James Trudeau is a Chief Scientist in the Applied Justice Research division of RTI International. Dr. Trudeau oversees RTI’s portfolio of projects under NIJ’s Comprehensive School Safety Initiative and has been principal investigator or senior advisor on CSSI-funded studies of school-based mental health services, interventions to reduce discipline disparities, and bullying and safety on the school bus. He is senior advisor to RTI’s work with the North Carolina Department of Public Instruction to enhance its Center for Safer Schools. He was project director for the national evaluation of the Now Is The Time initiative, one component of which was Project AWARE (Advancing Wellness and Resilience in Education) State Grants.

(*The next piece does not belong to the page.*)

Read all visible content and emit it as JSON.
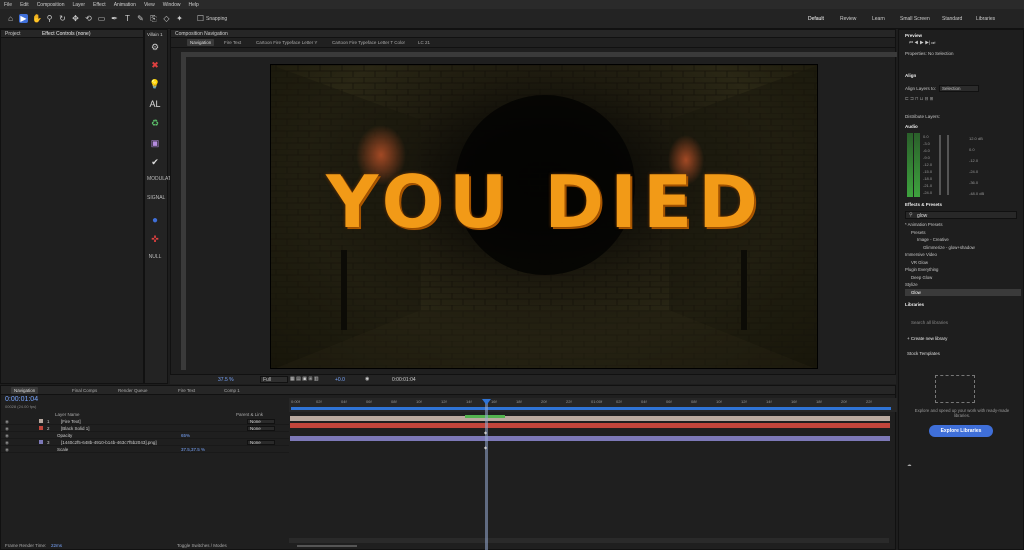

He led the first Safe Schools/Healthy Students (SS/HS) cross-site evaluation (which included 97 grantees and more than 1,200 schools) and reanalysis of data from a subsequent cross-site evaluation. In addition to his research on school safety, Dr. Trudeau leads RTI’s national evaluation of Project Safe Neighborhoods, a major DOJ initiative to reduce violence and gun crime. Throughout his career, Dr. Trudeau has conducted rigorous evaluations of programs addressing the interrelated issues of violence, mental health and substance abuse; of community-, workplace-, and school-based prevention efforts; and of related criminal justice programs.
Dr. Jill Haak Bohnenkamp is an Assistant Professor and core faculty at the national Center for School for School Mental Health within the Division of Child and Adolescent Psychiatry at the University of Maryland School of Medicine. Dr. Bohnenkamp has extensive experience in school mental health research, policy and clinical practice at the local, state and national levels. She works with individual school personnel, district, state and national leaders to advance high quality school mental health. Dr. Bohnenkamp builds on multiple years of direct clinical experience as a school mental health clinician in urban, suburban and rural school districts to inform her research and policy work. Her research focuses on behavioral, academic and school safety outcomes of school mental health service provision, mental health training for educators and pediatric primary care providers and ways to increase access to evidence-based mental health services for youth and families.
Dr. Cindy Schaeffer is a clinical psychologist and Associate Professor of Psychiatry at the National Center for School Mental Health within the University of Maryland Baltimore Division of Child and Adolescent Psychiatry. Her research focuses on developing and evaluating interventions for youth involved in the juvenile justice system or at risk of involvement, including school- and family-based approaches. Currently, she is the Principal Investigator on an NIJ Comprehensive Safe Schools Initiative award examining the comparative effectiveness of several models to reduce exclusionary discipline, including restorative justice practices, staff training in student de-escalation techniques, and school resource officer mental health training.